Like art, poetry often consists of many layers of meaning and several possible interpretations. Anne Sexton’s “The Starry Night”, inspired by Vincent Van Gogh’s painting, portrays the night as powerful and majestic; it is also illustrated as agitated and hot. The speaker clearly wants to become part of this glory; it is, however, uncertain whether this represents death or life.
into that rushing beast of the night,
“Now more than ever seems it rich to die,/ To cease upon the midnight with no pain,/ While thou art pouring forth thy soul/ In such an ecstasy!”
The refrain “This is how I want to die” is repeated twice in the poem. It is a sort of mantra, and is central to the meaning of this poem in my view. I know that I always bring everything back to Keats, but this reminds me of his Ode to a Nightingale. In Nightingale, the poet listens to the beautiful sound of the bird’s voice (which represents the eternal beauty of Poetry and Art) and feels that this would be the perfect moment to die:
It moves. They are all alive.
Even the moon bulges in its orange irons
to push children, like a god, from its eye.
The old unseen serpent swallows up the stars.
Oh starry starry night! This is how
I want to die:

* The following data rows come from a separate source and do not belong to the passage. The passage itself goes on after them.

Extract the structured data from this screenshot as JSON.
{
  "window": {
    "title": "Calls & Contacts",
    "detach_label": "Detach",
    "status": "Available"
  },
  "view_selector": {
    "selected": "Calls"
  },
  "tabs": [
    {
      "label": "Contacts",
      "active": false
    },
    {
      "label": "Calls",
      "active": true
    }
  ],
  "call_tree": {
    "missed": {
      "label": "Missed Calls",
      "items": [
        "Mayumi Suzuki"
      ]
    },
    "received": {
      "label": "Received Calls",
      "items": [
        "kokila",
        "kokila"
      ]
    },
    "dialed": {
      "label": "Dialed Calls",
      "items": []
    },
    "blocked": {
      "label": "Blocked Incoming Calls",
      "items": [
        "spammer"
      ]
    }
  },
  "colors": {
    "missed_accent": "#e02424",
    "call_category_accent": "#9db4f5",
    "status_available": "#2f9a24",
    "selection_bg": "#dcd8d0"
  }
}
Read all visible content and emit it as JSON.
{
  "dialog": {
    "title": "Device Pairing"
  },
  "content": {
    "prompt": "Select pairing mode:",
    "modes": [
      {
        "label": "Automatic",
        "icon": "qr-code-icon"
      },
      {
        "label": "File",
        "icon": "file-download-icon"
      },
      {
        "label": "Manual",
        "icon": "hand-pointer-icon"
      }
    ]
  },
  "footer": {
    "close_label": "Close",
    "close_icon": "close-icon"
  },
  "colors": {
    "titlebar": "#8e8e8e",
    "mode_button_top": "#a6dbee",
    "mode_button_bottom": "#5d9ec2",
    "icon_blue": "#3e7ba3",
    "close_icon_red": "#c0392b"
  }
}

She does not fear the death foreshadowed by nature’s brute force, because it represents release from the burden of life. She also sees the moon as a great dragon that will suck her up into its being. And she desires to fuse silently and painlessly with the infinite, she wants to be a part of mythology, in a world where the “old, unseen serpent swallows up the stars”. and the moon pushes children “like a god, from its eye”.
That does not keep me from having a terrible need of – shall I say the word – religion. Then I go out at night to paint the stars. – Vincent Van Gogh in a letter to his brother
Still, everything around is full of life, even in this stillness of the night. Even the moon is alive changing it’s shape and color continuously. In fact the elements of the sky spinning and creating the twirling shapes in the painting are also a form of life and movement, a way for the painter to show everything’s moving around.
THE POEM TO ME IS CONSIDERD TO BE A PLEA OF DEATH, HE SEES NO POINT OF LIVING, AFTER HOURS NO ONE CARES THAT HE EXISTS…ALL HE HAS TO DEPEND ON IS THE STARS AND THE DARK NIGHT. HE COULD COUNT ON THE MOON, BUT THE MOON HAS OTHER PRORITIES,AND HIS EXISTENCE IS NOT ONE.
I have to agree with Shawn. The first time I ever read this poem (in tenth grade), I was struck with the sense that the speaker herself wanted to die. I immediately got the feeling that Anne Sexton was suicidal. And then my teacher confirmed it. About her battle with depression, her suicide attempts, her hospitalization, and eventual death. It really is quite amazing how much this poem and Anne Sexton’s life go hand-in-hand. It’s as if she was speaking in code about her own life, daring someone to figure out the riddle and know the dreadful fate she wished for herself.